▶ _EXERCISE BRIEF_
Scan the material and copy every line in which "this" appears.

▶ _PROVIDED DATA_
□ □ □ □ □

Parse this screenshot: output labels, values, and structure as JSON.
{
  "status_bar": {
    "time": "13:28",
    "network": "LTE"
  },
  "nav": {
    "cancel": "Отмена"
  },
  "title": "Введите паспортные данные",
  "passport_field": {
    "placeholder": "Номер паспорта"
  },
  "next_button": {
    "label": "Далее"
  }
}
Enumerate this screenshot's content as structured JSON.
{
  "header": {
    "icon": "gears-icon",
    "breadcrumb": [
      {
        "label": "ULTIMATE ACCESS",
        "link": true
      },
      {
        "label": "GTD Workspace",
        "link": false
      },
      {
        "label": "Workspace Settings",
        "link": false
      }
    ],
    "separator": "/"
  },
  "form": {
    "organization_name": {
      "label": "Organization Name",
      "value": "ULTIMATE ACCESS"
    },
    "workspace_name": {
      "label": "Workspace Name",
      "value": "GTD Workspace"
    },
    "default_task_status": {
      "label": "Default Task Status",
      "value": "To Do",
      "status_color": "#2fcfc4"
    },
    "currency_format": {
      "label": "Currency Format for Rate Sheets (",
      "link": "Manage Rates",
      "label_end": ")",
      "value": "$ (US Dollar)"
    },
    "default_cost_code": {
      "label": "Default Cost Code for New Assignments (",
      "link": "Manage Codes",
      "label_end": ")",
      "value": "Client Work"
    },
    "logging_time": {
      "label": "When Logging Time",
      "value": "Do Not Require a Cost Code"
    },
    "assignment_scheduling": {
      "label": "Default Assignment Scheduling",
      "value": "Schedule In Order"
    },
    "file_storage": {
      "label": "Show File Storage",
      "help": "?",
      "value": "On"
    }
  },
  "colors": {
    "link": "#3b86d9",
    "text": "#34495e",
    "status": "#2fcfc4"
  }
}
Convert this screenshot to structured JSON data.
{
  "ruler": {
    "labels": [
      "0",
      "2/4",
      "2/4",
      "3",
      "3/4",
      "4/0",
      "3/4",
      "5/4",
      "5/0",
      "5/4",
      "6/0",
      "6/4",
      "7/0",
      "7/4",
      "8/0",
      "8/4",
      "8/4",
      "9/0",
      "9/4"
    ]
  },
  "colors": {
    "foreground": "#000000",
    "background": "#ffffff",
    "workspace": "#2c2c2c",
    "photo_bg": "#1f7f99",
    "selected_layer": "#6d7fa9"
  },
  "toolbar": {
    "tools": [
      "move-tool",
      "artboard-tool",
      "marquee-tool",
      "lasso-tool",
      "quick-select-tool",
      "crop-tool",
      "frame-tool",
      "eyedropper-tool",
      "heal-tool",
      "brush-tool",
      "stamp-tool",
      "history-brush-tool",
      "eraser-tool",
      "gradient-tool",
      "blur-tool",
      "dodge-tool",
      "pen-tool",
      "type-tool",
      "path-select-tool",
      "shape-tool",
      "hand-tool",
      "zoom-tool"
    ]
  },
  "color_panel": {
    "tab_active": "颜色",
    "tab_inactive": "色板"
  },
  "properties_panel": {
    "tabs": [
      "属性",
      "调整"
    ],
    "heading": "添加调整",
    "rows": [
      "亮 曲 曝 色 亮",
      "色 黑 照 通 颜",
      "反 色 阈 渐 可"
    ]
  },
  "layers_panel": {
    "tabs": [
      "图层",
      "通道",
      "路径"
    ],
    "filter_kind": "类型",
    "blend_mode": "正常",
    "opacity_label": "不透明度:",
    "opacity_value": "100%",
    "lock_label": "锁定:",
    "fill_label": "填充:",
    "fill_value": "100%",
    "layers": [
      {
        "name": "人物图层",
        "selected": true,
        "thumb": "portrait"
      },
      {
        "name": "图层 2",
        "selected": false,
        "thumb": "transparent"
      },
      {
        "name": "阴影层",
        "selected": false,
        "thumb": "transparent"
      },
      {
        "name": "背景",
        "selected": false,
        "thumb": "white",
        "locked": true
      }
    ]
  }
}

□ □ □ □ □

▶ _REPLY_
Parse this screenshot: output labels, values, and structure as JSON.
Enumerate this screenshot's content as structured JSON.
Convert this screenshot to structured JSON data.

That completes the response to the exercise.